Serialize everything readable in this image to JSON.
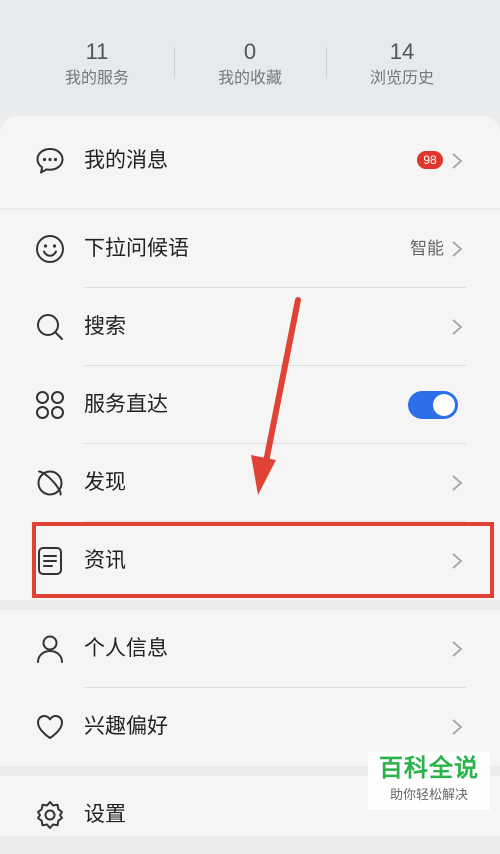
{
  "stats": [
    {
      "value": "11",
      "label": "我的服务"
    },
    {
      "value": "0",
      "label": "我的收藏"
    },
    {
      "value": "14",
      "label": "浏览历史"
    }
  ],
  "menu": {
    "messages": {
      "label": "我的消息",
      "badge": "98",
      "icon": "chat-bubble-icon"
    },
    "greeting": {
      "label": "下拉问候语",
      "value": "智能",
      "icon": "smiley-icon"
    },
    "search": {
      "label": "搜索",
      "icon": "search-icon"
    },
    "services": {
      "label": "服务直达",
      "toggle_on": true,
      "icon": "grid-circles-icon"
    },
    "discover": {
      "label": "发现",
      "icon": "planet-icon"
    },
    "news": {
      "label": "资讯",
      "icon": "document-icon"
    },
    "profile": {
      "label": "个人信息",
      "icon": "person-icon"
    },
    "interests": {
      "label": "兴趣偏好",
      "icon": "heart-icon"
    },
    "settings": {
      "label": "设置",
      "icon": "gear-icon"
    }
  },
  "colors": {
    "accent": "#2d6fe8",
    "badge": "#e0362d",
    "annotation": "#e04335",
    "watermark": "#29b34a"
  },
  "watermark": {
    "title": "百科全说",
    "subtitle": "助你轻松解决"
  }
}
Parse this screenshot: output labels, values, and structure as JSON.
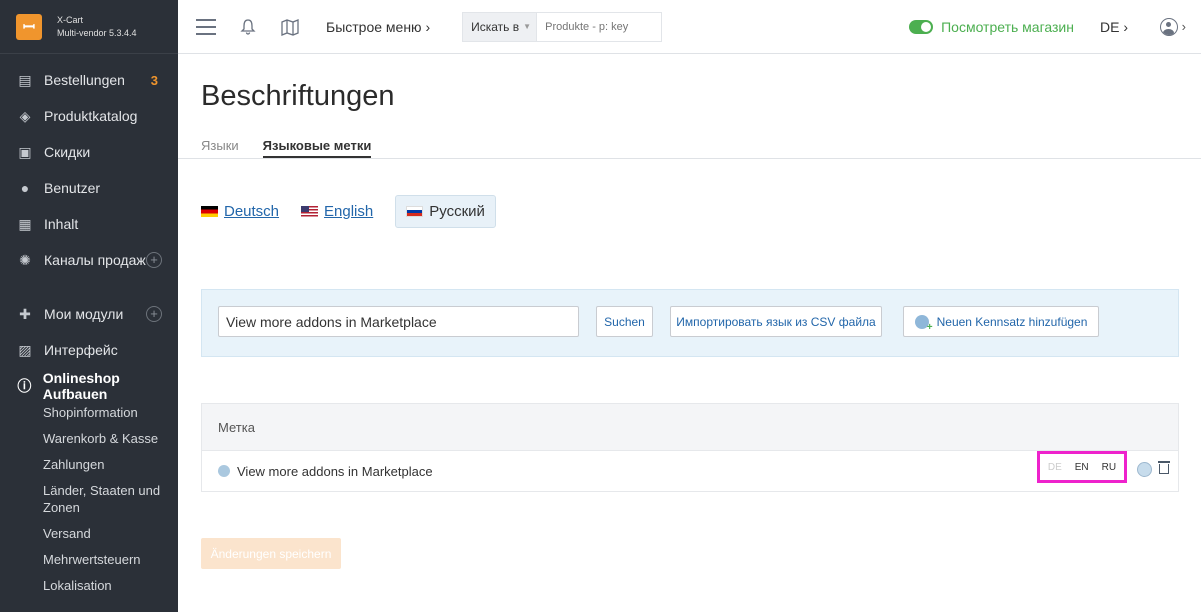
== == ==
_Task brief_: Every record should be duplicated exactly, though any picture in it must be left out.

_Task response_:
Serialize everything readable in this image to JSON.
{
  "stats": [
    {
      "value": "11",
      "label": "我的服务"
    },
    {
      "value": "0",
      "label": "我的收藏"
    },
    {
      "value": "14",
      "label": "浏览历史"
    }
  ],
  "menu": {
    "messages": {
      "label": "我的消息",
      "badge": "98",
      "icon": "chat-bubble-icon"
    },
    "greeting": {
      "label": "下拉问候语",
      "value": "智能",
      "icon": "smiley-icon"
    },
    "search": {
      "label": "搜索",
      "icon": "search-icon"
    },
    "services": {
      "label": "服务直达",
      "toggle_on": true,
      "icon": "grid-circles-icon"
    },
    "discover": {
      "label": "发现",
      "icon": "planet-icon"
    },
    "news": {
      "label": "资讯",
      "icon": "document-icon"
    },
    "profile": {
      "label": "个人信息",
      "icon": "person-icon"
    },
    "interests": {
      "label": "兴趣偏好",
      "icon": "heart-icon"
    },
    "settings": {
      "label": "设置",
      "icon": "gear-icon"
    }
  },
  "colors": {
    "accent": "#2d6fe8",
    "badge": "#e0362d",
    "annotation": "#e04335",
    "watermark": "#29b34a"
  },
  "watermark": {
    "title": "百科全说",
    "subtitle": "助你轻松解决"
  }
}
Parse this screenshot: output labels, values, and structure as JSON.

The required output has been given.